It's just insulting and tarring people. And when I hear that junk, it makes me angry. There is violence in Ireland and that's not surprising. (And C.I. has repeatedly noted how when it's those loyal to the British, the New York Times looks the other way. There were two parades within a few weeks and both had violence. The paper of misrecord chose to only cover the one that made the Irish Catholics look bad. There are reasons for the violence and acting like there's not is really silly. There are reasons for the violence in Iraq and in Israel and the occupied territories. And thank you to Elaine for what she wrote last night. I appreciated it and knew she was commenting on it because she thought I was going to let it slide. I appreciated that then and now.)

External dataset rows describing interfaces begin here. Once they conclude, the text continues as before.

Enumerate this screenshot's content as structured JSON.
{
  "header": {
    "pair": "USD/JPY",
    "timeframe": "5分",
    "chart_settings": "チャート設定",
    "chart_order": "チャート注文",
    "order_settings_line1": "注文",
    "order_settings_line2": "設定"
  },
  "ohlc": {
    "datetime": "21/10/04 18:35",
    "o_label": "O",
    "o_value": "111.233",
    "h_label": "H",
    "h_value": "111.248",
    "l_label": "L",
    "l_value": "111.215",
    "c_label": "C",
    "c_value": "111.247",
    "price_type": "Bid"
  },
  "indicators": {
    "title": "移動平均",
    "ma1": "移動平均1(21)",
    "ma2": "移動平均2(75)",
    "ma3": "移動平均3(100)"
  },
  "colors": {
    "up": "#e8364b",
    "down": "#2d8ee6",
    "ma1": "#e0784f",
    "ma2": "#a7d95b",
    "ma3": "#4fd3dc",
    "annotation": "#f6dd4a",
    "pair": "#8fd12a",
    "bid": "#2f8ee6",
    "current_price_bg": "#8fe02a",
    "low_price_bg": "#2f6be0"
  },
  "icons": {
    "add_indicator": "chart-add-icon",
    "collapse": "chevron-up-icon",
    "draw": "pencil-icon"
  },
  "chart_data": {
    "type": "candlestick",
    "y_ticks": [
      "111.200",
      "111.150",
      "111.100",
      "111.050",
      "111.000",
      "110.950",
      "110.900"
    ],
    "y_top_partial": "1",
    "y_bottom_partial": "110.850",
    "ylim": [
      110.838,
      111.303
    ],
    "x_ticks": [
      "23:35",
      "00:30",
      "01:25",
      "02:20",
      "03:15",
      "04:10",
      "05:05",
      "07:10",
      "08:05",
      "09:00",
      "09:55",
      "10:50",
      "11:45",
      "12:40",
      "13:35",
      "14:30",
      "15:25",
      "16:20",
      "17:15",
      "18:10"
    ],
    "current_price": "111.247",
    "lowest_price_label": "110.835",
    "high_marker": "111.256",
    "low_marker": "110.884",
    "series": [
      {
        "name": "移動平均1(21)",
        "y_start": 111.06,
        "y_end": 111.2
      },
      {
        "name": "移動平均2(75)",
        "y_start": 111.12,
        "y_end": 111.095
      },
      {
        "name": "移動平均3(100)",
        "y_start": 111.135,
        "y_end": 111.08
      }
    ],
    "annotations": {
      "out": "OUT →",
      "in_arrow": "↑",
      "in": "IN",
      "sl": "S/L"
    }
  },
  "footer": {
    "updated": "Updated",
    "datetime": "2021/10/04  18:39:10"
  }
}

Now Law and Disorder (which is on WBAI on Mondays). Cedric and me talked aobut the show and I'm grabbing one part and he's grabbing another. I'm grabbing the part where Michael Smith talked about a candidate rushing off the campaign trail to return to his home state for an execution. Who was that candidate? Bill Clinton. Had to look "tough" on crime. That's what's so damn scary about both the Clintons. Whatever they personally believe, they always work over time to look "tough" and not like someone's idea of squishy liberals. You can probably goad either of them into doing anything just by going, "Chicken! You're chicken!" Michael Ratner talked about a story in The New Yorker on how Clinton's best friend was a lawyer for the guy and how he tried to get a call through to Clinton but Clinton wouldn't take it. The guy that was executed was mentally ill. Bill Clinton always says, "He wasn't when he committed the crime! That's the law!" He still makes that stupid statement. The "law" is what got him into hot water. Then Michael Smith told a story about Michael Ratner's daughter Ana (or Anna) and how when she was seven, she was at a Clinton fundraiser. She interviewed Hillary (Michael Smith said cornered) and then went back and wrote an article for her school newspaper about how she wasn't for Hillary because Hillary was for the death penalty.

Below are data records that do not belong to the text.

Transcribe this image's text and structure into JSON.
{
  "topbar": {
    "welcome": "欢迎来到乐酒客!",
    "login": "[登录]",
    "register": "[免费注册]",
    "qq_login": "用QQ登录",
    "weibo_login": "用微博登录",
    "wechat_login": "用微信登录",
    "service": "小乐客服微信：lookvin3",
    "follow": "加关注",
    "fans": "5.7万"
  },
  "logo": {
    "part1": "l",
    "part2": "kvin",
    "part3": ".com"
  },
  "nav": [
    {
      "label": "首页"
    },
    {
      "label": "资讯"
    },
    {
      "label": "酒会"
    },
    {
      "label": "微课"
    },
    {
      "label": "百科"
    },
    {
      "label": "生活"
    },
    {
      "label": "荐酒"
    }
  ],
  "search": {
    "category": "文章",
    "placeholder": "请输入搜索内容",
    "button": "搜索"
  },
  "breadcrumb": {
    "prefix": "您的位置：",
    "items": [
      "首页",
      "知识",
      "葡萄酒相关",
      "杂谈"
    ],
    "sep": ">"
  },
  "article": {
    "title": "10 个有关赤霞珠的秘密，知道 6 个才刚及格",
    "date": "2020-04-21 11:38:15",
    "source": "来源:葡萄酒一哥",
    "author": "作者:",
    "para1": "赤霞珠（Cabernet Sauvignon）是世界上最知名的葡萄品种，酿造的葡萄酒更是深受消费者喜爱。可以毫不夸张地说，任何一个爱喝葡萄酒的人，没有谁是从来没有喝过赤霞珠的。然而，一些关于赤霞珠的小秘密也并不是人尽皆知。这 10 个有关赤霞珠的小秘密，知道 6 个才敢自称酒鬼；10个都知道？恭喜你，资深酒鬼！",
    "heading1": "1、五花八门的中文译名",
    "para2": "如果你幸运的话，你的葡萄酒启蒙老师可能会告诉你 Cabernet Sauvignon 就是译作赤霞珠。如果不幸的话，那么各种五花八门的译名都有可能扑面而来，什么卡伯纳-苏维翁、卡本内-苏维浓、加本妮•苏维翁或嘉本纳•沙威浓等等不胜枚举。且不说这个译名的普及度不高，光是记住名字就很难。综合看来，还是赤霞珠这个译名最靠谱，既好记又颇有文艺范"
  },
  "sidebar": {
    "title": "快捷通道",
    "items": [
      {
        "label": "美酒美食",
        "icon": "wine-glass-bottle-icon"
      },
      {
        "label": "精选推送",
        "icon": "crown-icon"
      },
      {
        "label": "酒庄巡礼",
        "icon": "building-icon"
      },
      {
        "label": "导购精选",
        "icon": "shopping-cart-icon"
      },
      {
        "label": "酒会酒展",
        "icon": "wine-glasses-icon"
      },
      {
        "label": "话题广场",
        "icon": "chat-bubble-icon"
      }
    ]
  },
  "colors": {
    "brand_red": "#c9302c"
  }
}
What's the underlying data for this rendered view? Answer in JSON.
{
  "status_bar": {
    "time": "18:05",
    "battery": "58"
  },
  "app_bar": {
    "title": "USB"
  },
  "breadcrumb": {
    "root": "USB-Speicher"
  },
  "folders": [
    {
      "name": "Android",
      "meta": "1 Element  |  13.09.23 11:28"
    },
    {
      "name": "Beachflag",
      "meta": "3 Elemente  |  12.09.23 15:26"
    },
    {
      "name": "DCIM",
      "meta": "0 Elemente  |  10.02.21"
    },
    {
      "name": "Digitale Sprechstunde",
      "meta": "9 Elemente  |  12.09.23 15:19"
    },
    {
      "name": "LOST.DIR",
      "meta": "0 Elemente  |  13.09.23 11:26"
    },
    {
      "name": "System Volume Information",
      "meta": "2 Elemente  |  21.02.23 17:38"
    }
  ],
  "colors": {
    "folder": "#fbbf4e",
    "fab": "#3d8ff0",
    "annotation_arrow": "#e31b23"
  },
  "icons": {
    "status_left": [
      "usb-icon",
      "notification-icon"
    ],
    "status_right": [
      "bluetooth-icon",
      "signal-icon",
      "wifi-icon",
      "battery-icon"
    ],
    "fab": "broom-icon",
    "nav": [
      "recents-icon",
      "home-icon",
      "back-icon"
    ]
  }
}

I should have written about it yesterday but I was mad. Then today my oldest bro calls and goes, "Dude!" I was supposed to write about him. (Him who won't let me use his name!) He was listening at work in New Jersey Monday to Law and Disorder because he wanted to hear
Dalia Hashad to see if she really did sound like our sister like I wrote last Monday and the Monday before. She did. She sounds just like one of our sisters. He goes that if he had just caught a second or two of it and not heard her name, he would have called our sister and asked her why she didn't tell him she was going to be on the radio.

So see, you never know what will make someone listen. You just got to keep pitching and you'll get one over the home plate. So make sure you pitch the programs that matter to you. Think about how many times Ruth had to note it before I finally listened. You just keep pitching.

So that got him to listen. He liked the show. He says he'll catch the first half-hour each Monday (he can only promise that half because of his work schedule).